So that the right use of Comedy will I think by nobody be blamed, and much less of the high and excellent Tragedy, that openeth the greatest wounds, and showeth forth the ulcers that are covered with tissue; that maketh kings fear to be tyrants, and tyrants manifest their tyrannical humours; that, with stirring the affects of admiration and commiseration, teacheth the uncertainty of this world, and upon how weak foundations gilden roofs are builded  Sidney here invests tragedy with a more didactic and utilitarian purpose than does Aristotle, perhaps not surprisingly given the nature of the work in which the quotation appears, but the means that bring about the end - the stirring of admiration and commiseration - are synonymous with those in the Aristotelian definition.
If Faustus is neither a great man nor worthy of our sympathy, but rather a wicked man experiencing a fall from good fortune to bad fortune, then he surely cannot fulfil the criteria required of a tragic hero.WHAT DR FAUSTUS TEACHES US TODAY.
Date: September 28, inspiring Christopher Marlowe’s play The Tragical History of the Life and Death of Doctor Faustus, first performed in London around The corrupting influence of money is also a theme of Stephen Vincent Benét’s short story The Devil and Daniel Webster (), written at the.
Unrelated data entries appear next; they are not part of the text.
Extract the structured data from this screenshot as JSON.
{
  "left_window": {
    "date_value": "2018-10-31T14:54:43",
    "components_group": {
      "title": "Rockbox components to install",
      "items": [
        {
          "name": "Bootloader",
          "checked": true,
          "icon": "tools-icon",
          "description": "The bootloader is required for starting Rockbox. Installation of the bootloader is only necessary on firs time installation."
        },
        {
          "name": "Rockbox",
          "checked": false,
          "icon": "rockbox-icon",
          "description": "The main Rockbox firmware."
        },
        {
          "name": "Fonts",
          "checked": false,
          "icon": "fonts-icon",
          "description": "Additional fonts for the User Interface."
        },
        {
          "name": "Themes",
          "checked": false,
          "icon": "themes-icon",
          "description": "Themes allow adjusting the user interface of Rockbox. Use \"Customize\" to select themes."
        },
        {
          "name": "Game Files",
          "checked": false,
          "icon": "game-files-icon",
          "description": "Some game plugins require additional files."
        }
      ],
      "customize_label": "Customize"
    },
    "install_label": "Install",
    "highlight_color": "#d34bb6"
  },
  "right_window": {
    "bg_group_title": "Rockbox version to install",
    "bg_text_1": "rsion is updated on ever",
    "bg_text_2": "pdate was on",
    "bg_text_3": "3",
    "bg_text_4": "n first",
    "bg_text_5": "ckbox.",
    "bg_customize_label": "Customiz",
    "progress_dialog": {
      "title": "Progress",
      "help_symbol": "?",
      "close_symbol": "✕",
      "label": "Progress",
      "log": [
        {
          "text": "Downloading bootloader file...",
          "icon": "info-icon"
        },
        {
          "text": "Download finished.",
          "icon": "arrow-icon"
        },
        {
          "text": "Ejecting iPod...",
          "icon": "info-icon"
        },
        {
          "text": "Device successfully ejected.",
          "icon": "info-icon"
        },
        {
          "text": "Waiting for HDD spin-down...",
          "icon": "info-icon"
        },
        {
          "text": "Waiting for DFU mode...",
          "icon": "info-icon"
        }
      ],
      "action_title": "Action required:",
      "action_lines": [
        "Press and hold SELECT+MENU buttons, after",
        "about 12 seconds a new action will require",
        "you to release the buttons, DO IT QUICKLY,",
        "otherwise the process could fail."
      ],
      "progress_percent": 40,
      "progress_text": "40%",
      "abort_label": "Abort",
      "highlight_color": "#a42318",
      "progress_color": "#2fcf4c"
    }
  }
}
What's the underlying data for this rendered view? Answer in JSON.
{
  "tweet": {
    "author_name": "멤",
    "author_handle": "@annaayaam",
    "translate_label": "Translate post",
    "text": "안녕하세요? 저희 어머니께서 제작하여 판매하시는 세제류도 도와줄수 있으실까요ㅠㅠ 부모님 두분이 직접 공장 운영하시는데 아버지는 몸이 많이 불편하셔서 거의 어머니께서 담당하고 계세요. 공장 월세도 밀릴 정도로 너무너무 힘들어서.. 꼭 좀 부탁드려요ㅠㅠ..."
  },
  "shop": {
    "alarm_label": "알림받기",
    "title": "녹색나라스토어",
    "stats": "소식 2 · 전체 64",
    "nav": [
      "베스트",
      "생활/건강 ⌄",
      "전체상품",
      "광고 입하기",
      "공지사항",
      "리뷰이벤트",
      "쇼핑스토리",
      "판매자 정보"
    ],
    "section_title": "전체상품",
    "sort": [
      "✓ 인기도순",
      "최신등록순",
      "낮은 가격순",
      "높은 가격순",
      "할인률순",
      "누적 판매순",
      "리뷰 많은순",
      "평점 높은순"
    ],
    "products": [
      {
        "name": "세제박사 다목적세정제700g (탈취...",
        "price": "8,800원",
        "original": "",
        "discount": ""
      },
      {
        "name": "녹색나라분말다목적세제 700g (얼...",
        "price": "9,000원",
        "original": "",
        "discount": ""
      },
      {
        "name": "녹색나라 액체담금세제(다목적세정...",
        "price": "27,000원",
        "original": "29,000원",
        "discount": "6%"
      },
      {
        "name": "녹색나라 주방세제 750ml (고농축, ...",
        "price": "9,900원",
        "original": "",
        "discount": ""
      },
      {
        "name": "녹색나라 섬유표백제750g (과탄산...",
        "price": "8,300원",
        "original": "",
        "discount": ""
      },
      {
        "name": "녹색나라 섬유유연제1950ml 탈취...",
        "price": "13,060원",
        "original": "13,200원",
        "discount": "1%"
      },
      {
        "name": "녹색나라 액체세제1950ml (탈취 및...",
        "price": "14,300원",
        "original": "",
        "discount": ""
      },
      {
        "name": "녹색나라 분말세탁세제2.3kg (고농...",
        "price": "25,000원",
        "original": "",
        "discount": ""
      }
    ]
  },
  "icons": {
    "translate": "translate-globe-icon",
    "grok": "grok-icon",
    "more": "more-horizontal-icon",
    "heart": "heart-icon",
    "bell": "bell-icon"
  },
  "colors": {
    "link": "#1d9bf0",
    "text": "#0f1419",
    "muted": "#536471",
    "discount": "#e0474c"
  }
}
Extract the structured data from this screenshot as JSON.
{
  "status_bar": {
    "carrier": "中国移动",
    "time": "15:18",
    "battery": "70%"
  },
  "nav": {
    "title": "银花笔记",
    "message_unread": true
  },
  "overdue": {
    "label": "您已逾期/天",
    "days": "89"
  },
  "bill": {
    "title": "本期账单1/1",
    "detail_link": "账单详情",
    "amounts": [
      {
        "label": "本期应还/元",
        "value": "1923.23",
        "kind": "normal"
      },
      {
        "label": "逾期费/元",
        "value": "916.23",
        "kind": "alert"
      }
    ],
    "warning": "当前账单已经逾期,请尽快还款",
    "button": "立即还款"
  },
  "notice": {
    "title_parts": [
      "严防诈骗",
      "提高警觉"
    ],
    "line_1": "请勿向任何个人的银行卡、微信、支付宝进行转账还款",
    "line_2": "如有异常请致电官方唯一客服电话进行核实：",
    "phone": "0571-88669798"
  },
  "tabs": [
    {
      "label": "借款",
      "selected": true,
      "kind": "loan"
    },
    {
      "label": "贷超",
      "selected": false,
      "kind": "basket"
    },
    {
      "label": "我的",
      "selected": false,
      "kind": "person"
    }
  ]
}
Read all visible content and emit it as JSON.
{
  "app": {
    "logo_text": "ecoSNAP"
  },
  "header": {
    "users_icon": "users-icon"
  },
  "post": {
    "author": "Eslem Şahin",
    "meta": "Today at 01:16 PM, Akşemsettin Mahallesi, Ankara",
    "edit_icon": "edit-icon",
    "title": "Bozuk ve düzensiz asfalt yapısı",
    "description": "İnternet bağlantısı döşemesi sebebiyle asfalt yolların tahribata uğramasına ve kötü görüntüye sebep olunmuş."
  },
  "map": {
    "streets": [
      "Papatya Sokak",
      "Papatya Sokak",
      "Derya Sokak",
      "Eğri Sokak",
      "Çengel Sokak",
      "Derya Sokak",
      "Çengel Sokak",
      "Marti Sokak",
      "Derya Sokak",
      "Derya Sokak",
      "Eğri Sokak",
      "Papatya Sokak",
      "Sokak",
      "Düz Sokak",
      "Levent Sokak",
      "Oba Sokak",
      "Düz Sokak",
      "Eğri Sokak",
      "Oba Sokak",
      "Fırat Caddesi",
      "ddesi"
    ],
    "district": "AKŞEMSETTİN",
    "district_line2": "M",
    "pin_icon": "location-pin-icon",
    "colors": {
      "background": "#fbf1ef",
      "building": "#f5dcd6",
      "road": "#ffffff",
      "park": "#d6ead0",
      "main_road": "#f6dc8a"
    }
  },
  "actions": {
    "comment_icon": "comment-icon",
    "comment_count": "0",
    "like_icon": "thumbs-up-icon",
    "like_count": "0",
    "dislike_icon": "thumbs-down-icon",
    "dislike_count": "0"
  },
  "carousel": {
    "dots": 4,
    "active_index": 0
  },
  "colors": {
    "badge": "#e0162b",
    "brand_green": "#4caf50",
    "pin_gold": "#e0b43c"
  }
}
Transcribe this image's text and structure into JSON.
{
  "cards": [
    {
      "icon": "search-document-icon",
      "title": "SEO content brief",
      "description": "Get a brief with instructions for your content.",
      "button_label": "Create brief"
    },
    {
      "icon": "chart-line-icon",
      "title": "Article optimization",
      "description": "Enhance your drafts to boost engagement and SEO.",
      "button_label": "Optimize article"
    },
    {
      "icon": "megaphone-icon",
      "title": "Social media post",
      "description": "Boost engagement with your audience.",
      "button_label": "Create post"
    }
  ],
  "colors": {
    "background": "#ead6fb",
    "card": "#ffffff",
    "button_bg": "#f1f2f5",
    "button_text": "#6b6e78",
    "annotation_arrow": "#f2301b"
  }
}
Faustus by Christopher Marlowe The Tragical History of the Life and Death of Doctor Faustus, or in simpler terms Dr.
Faustus, by Christopher Marlowe is said to be based on the German legend of Faust, in which a man sells his soul to the devil for hierarchy and knowledge.
But Doctor Faustus' humor i While I tease my daughter incessantly about the true identity of Shakespeare, I have to admit that while a lot of evidence points towards Christopher Marlowe and Shakespeare being the same person, I can't, in all honesty, hold up the play The Tragical History of Doctor Faustus as a Shakespeare-worthy text.
Christopher Marlowe's The Tragical History of the Life and Death of Doctor Faustus For a play that has retained much of its scholarly value over the four hundred and ten years, there is surprisingly little known about Christopher Marlowe’s masterpiece, The Tragical History of the Life and Death of Doctor Faustus.
Christopher Marlowe's play, Dr. Faustus, is the story of the struggle of one man who is battling with himself over what he values most in life, and to what extent he will go to obtain what he desires.
In Othello and The Tragical History of Dr. Faustus shows how deception changes the identity of individuals and the outcome of certain events.
Two works that look at these principles are William Shakespeare's Othello, the Moor of Venice () and Christopher Marlowe's The Tragical Background of Doctor Faustus (). Othello is a play based all around power: those in electricity, those seeking it, the energy of language, and exactly how power .